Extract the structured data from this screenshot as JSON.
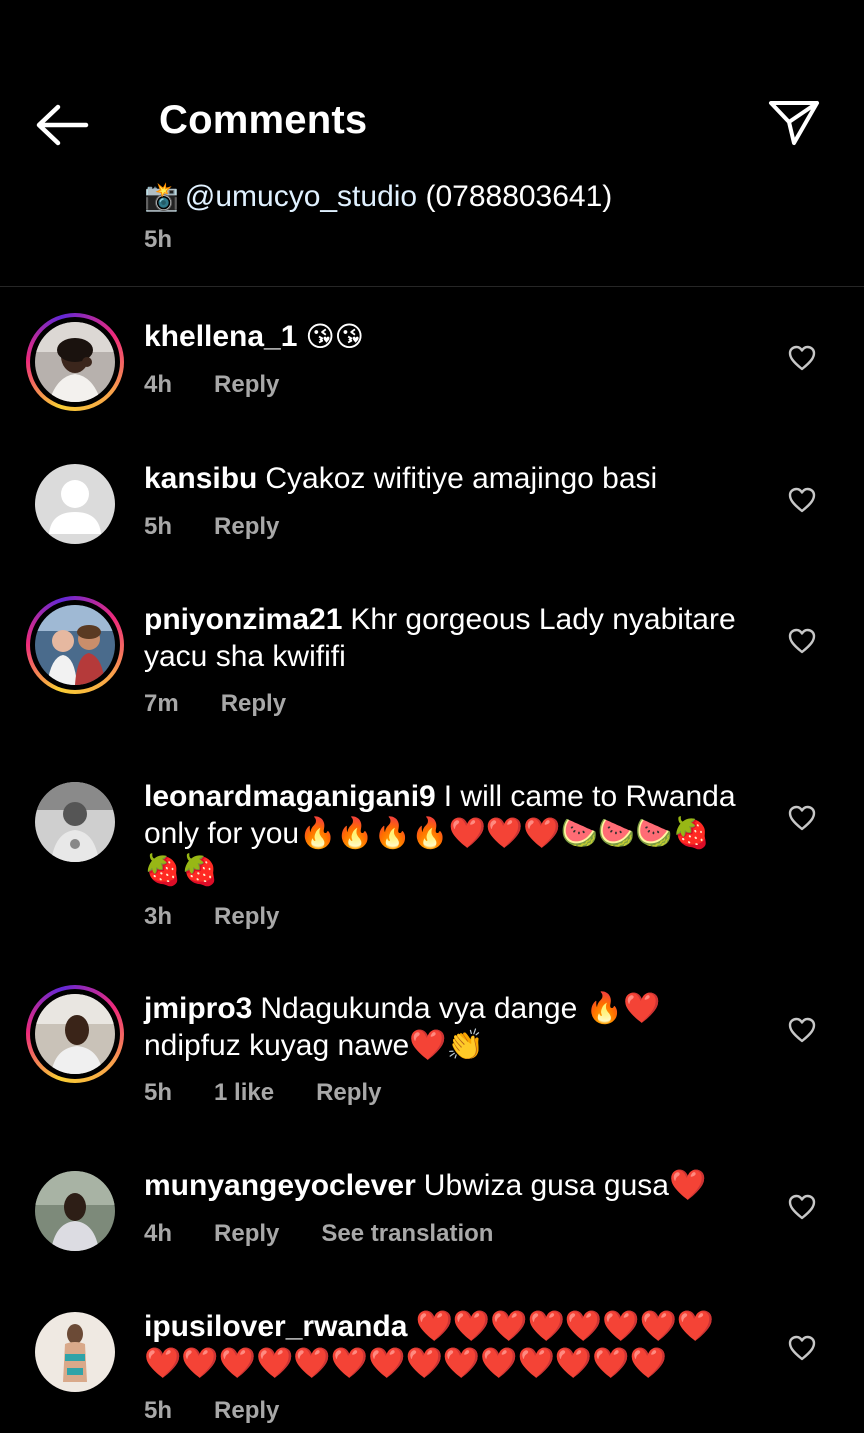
{
  "header": {
    "title": "Comments",
    "back_icon": "arrow-left-icon",
    "share_icon": "paper-plane-icon"
  },
  "caption": {
    "camera_emoji": "📸",
    "mention": "@umucyo_studio",
    "text": " (0788803641)",
    "time": "5h"
  },
  "comments": [
    {
      "username": "khellena_1",
      "text": "😘😘",
      "time": "4h",
      "likes": "",
      "reply": "Reply",
      "translate": ""
    },
    {
      "username": "kansibu",
      "text": "Cyakoz wifitiye amajingo basi",
      "time": "5h",
      "likes": "",
      "reply": "Reply",
      "translate": ""
    },
    {
      "username": "pniyonzima21",
      "text": "Khr gorgeous Lady nyabitare yacu sha kwififi",
      "time": "7m",
      "likes": "",
      "reply": "Reply",
      "translate": ""
    },
    {
      "username": "leonardmaganigani9",
      "text": "I will came to Rwanda only for you🔥🔥🔥🔥❤️❤️❤️🍉🍉🍉🍓🍓🍓",
      "time": "3h",
      "likes": "",
      "reply": "Reply",
      "translate": ""
    },
    {
      "username": "jmipro3",
      "text": "Ndagukunda vya dange 🔥❤️ ndipfuz kuyag nawe❤️👏",
      "time": "5h",
      "likes": "1 like",
      "reply": "Reply",
      "translate": ""
    },
    {
      "username": "munyangeyoclever",
      "text": "Ubwiza gusa gusa❤️",
      "time": "4h",
      "likes": "",
      "reply": "Reply",
      "translate": "See translation"
    },
    {
      "username": "ipusilover_rwanda",
      "text": "❤️❤️❤️❤️❤️❤️❤️❤️❤️❤️❤️❤️❤️❤️❤️❤️❤️❤️❤️❤️❤️❤️",
      "time": "5h",
      "likes": "",
      "reply": "Reply",
      "translate": ""
    }
  ],
  "colors": {
    "background": "#000000",
    "secondary_text": "#a8a8a8",
    "divider": "#262626"
  }
}
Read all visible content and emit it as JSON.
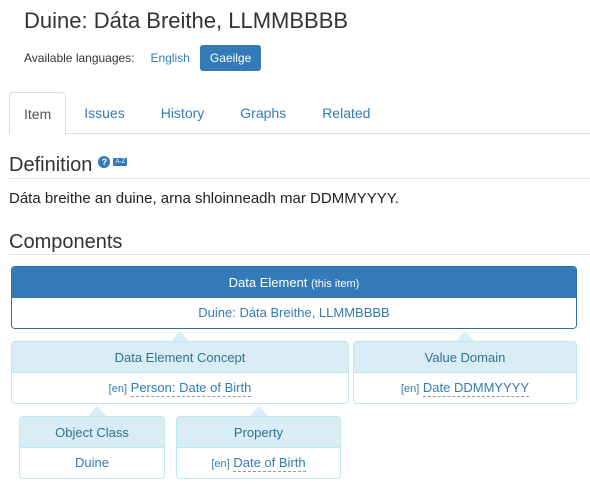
{
  "page_title": "Duine: Dáta Breithe, LLMMBBBB",
  "languages": {
    "label": "Available languages:",
    "options": [
      "English",
      "Gaeilge"
    ],
    "active": "Gaeilge"
  },
  "tabs": [
    "Item",
    "Issues",
    "History",
    "Graphs",
    "Related"
  ],
  "active_tab": "Item",
  "definition": {
    "heading": "Definition",
    "help_glyph": "?",
    "az_glyph": "A-Z",
    "text": "Dáta breithe an duine, arna shloinneadh mar DDMMYYYY."
  },
  "components": {
    "heading": "Components",
    "data_element": {
      "title": "Data Element",
      "note": "(this item)",
      "value": "Duine: Dáta Breithe, LLMMBBBB"
    },
    "data_element_concept": {
      "title": "Data Element Concept",
      "lang": "[en]",
      "value": "Person: Date of Birth"
    },
    "value_domain": {
      "title": "Value Domain",
      "lang": "[en]",
      "value": "Date DDMMYYYY"
    },
    "object_class": {
      "title": "Object Class",
      "value": "Duine"
    },
    "property": {
      "title": "Property",
      "lang": "[en]",
      "value": "Date of Birth"
    }
  },
  "colors": {
    "primary": "#337ab7",
    "info_bg": "#d9edf7",
    "info_border": "#bce8f1",
    "info_text": "#31708f"
  }
}
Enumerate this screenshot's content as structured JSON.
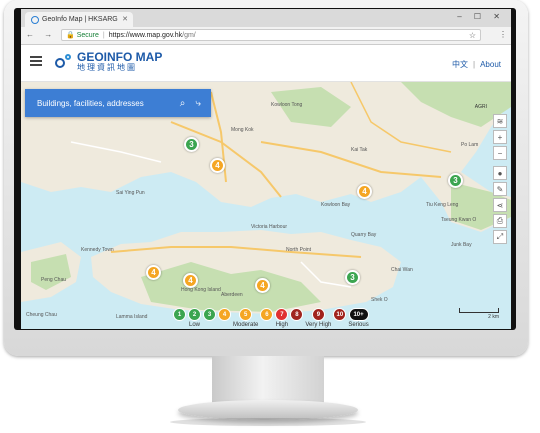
{
  "browser": {
    "tab_title": "GeoInfo Map | HKSARG",
    "nav_buttons": "← → C",
    "secure_label": "Secure",
    "url_host": "https://www.map.gov.hk",
    "url_path": "/gm/",
    "window_controls": "– ☐ ✕"
  },
  "header": {
    "logo_en": "GEOINFO MAP",
    "logo_zh": "地理資訊地圖",
    "lang_zh": "中文",
    "about": "About"
  },
  "search": {
    "placeholder": "Buildings, facilities, addresses"
  },
  "markers": [
    {
      "value": "3",
      "color": "green"
    },
    {
      "value": "4",
      "color": "orange"
    },
    {
      "value": "4",
      "color": "orange"
    },
    {
      "value": "3",
      "color": "green"
    },
    {
      "value": "4",
      "color": "orange"
    },
    {
      "value": "4",
      "color": "orange"
    },
    {
      "value": "4",
      "color": "orange"
    },
    {
      "value": "3",
      "color": "green"
    }
  ],
  "map_labels": [
    "Sai Ying Pun",
    "Kowloon Tong",
    "Kowloon Bay",
    "Victoria Harbour",
    "North Point",
    "Quarry Bay",
    "Aberdeen",
    "Cheung Chau",
    "Tseung Kwan O",
    "Junk Bay",
    "Po Lam",
    "Tiu Keng Leng",
    "Mong Kok",
    "Kai Tak",
    "Hong Kong Island",
    "Peng Chau",
    "Lamma Island",
    "Kennedy Town",
    "Chai Wan",
    "Shek O"
  ],
  "map_corner_label": "AGRI",
  "legend": [
    {
      "value": "1",
      "color": "#3ba550",
      "caption": ""
    },
    {
      "value": "2",
      "color": "#3ba550",
      "caption": "Low"
    },
    {
      "value": "3",
      "color": "#3ba550",
      "caption": ""
    },
    {
      "value": "4",
      "color": "#f5a623",
      "caption": ""
    },
    {
      "value": "5",
      "color": "#f5a623",
      "caption": "Moderate"
    },
    {
      "value": "6",
      "color": "#f5a623",
      "caption": ""
    },
    {
      "value": "7",
      "color": "#e03131",
      "caption": "High"
    },
    {
      "value": "8",
      "color": "#a0231e",
      "caption": ""
    },
    {
      "value": "9",
      "color": "#a0231e",
      "caption": "Very High"
    },
    {
      "value": "10",
      "color": "#a0231e",
      "caption": ""
    },
    {
      "value": "10+",
      "color": "#111111",
      "caption": "Serious"
    }
  ],
  "scale_label": "2 km",
  "colors": {
    "brand": "#1d5aa8",
    "search_bg": "#3d7ed4",
    "water": "#cdebf3",
    "land": "#efeadd",
    "green_area": "#c6dfb1"
  }
}
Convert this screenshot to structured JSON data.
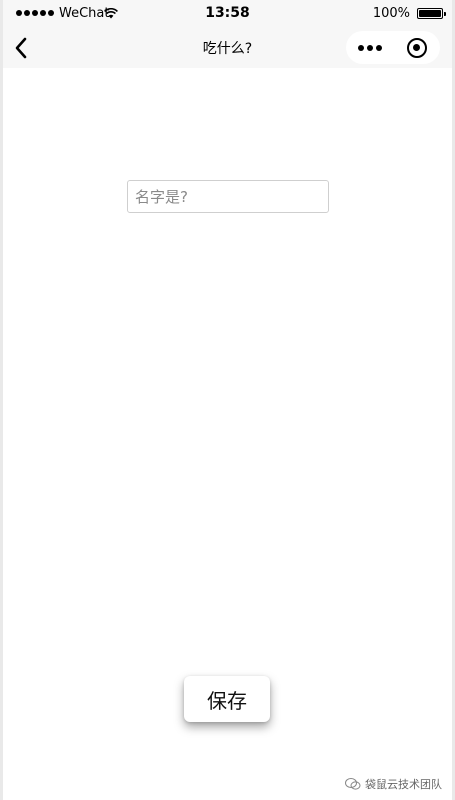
{
  "status_bar": {
    "carrier": "WeChat",
    "time": "13:58",
    "battery": "100%"
  },
  "nav": {
    "title": "吃什么?",
    "icons": [
      "back-icon",
      "more-dots-icon",
      "target-close-icon"
    ]
  },
  "form": {
    "name_placeholder": "名字是?",
    "name_value": ""
  },
  "actions": {
    "save_label": "保存"
  },
  "watermark": {
    "text": "袋鼠云技术团队"
  },
  "colors": {
    "bar_bg": "#f7f7f7",
    "page_bg": "#ffffff",
    "input_border": "#cfcfcf"
  }
}
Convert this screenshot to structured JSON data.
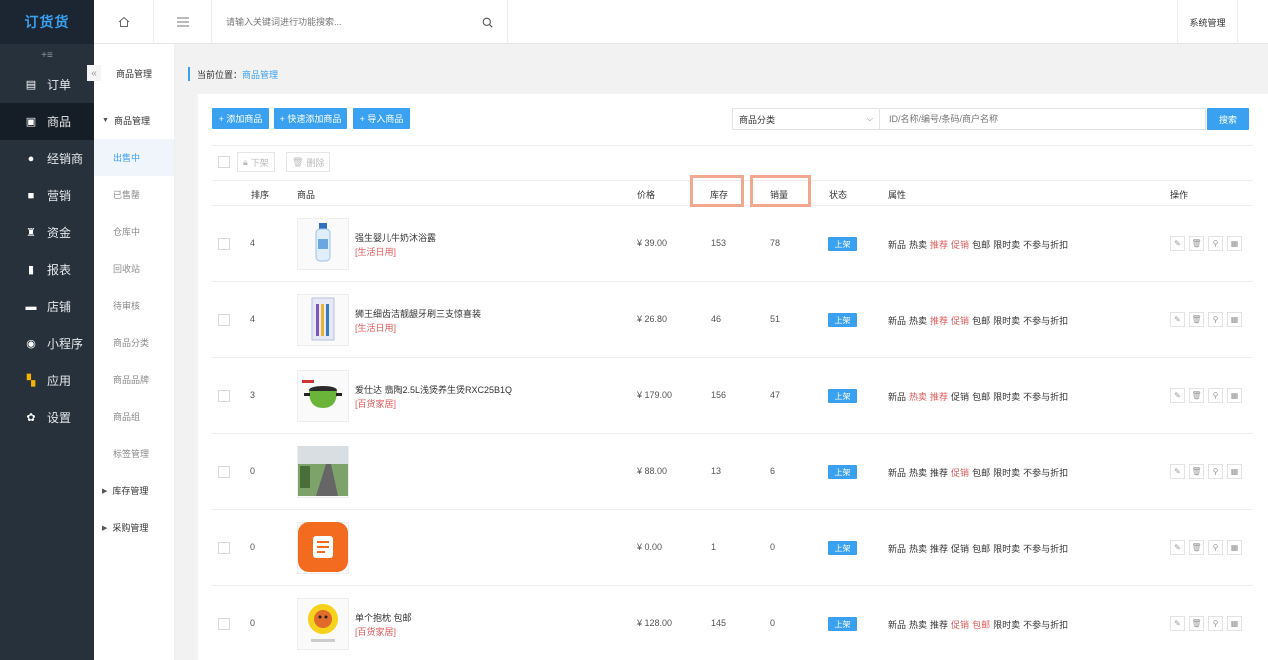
{
  "app": {
    "logo": "订货货"
  },
  "nav": {
    "collapse": "+≡",
    "items": [
      {
        "label": "订单",
        "icon": "document-icon"
      },
      {
        "label": "商品",
        "icon": "product-icon"
      },
      {
        "label": "经销商",
        "icon": "user-icon"
      },
      {
        "label": "营销",
        "icon": "gift-icon"
      },
      {
        "label": "资金",
        "icon": "money-bag-icon"
      },
      {
        "label": "报表",
        "icon": "bar-chart-icon"
      },
      {
        "label": "店铺",
        "icon": "store-icon"
      },
      {
        "label": "小程序",
        "icon": "mini-program-icon"
      },
      {
        "label": "应用",
        "icon": "apps-icon"
      },
      {
        "label": "设置",
        "icon": "gear-icon"
      }
    ]
  },
  "topbar": {
    "search_placeholder": "请输入关键词进行功能搜索...",
    "system": "系统管理"
  },
  "subnav": {
    "title": "商品管理",
    "collapse_arrow": "«",
    "items": [
      {
        "label": "商品管理"
      },
      {
        "label": "出售中"
      },
      {
        "label": "已售罄"
      },
      {
        "label": "仓库中"
      },
      {
        "label": "回收站"
      },
      {
        "label": "待审核"
      },
      {
        "label": "商品分类"
      },
      {
        "label": "商品品牌"
      },
      {
        "label": "商品组"
      },
      {
        "label": "标签管理"
      },
      {
        "label": "库存管理"
      },
      {
        "label": "采购管理"
      }
    ]
  },
  "breadcrumb": {
    "prefix": "当前位置：",
    "current": "商品管理"
  },
  "toolbar": {
    "add": "+ 添加商品",
    "quick_add": "+ 快速添加商品",
    "import": "+ 导入商品",
    "category_select": "商品分类",
    "filter_placeholder": "ID/名称/编号/条码/商户名称",
    "search": "搜索"
  },
  "bulk": {
    "offshelf": "下架",
    "delete": "删除"
  },
  "table": {
    "headers": {
      "sort": "排序",
      "product": "商品",
      "price": "价格",
      "stock": "库存",
      "sales": "销量",
      "status": "状态",
      "attrs": "属性",
      "ops": "操作"
    },
    "attr_labels": [
      "新品",
      "热卖",
      "推荐",
      "促销",
      "包邮",
      "限时卖",
      "不参与折扣"
    ],
    "rows": [
      {
        "sort": "4",
        "name": "强生婴儿牛奶沐浴露",
        "category": "[生活日用]",
        "price": "¥ 39.00",
        "stock": "153",
        "sales": "78",
        "status": "上架",
        "thumb_icon": "bottle-icon",
        "active_attrs": [
          2,
          3
        ]
      },
      {
        "sort": "4",
        "name": "狮王细齿洁靓龈牙刷三支惊喜装",
        "category": "[生活日用]",
        "price": "¥ 26.80",
        "stock": "46",
        "sales": "51",
        "status": "上架",
        "thumb_icon": "toothbrush-pack-icon",
        "active_attrs": [
          2,
          3
        ]
      },
      {
        "sort": "3",
        "name": "爱仕达 翡陶2.5L浅煲养生煲RXC25B1Q",
        "category": "[百货家居]",
        "price": "¥ 179.00",
        "stock": "156",
        "sales": "47",
        "status": "上架",
        "thumb_icon": "pot-icon",
        "active_attrs": [
          1,
          2
        ]
      },
      {
        "sort": "0",
        "name": "",
        "category": "",
        "price": "¥ 88.00",
        "stock": "13",
        "sales": "6",
        "status": "上架",
        "thumb_icon": "road-photo-icon",
        "active_attrs": [
          3
        ]
      },
      {
        "sort": "0",
        "name": "",
        "category": "",
        "price": "¥ 0.00",
        "stock": "1",
        "sales": "0",
        "status": "上架",
        "thumb_icon": "orange-doc-app-icon",
        "active_attrs": []
      },
      {
        "sort": "0",
        "name": "单个抱枕 包邮",
        "category": "[百货家居]",
        "price": "¥ 128.00",
        "stock": "145",
        "sales": "0",
        "status": "上架",
        "thumb_icon": "pillow-icon",
        "active_attrs": [
          3,
          4
        ]
      }
    ]
  },
  "colors": {
    "accent": "#3aa0f0",
    "sidebar": "#27313c",
    "highlight": "#f1a88f",
    "tag_red": "#e05a5a"
  }
}
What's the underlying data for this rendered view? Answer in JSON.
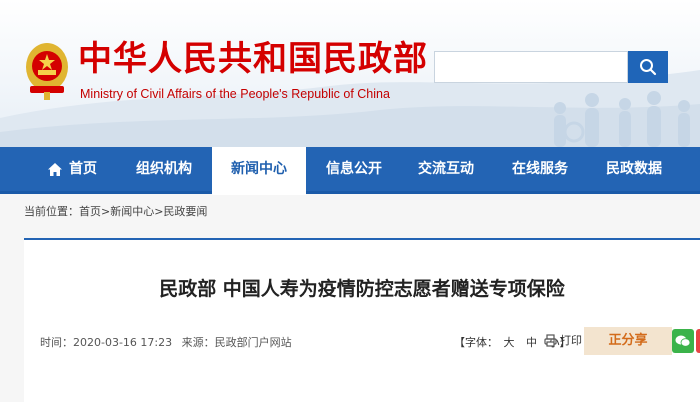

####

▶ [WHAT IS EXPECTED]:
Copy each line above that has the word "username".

▶ [ANSWER TO THIS EXERCISE]:
      "username": "khellena_1",
      "username": "kansibu",
      "username": "pniyonzima21",
      "username": "leonardmaganigani9",
      "username": "jmipro3",
      "username": "munyangeyoclever",
      "username": "ipusilover_rwanda",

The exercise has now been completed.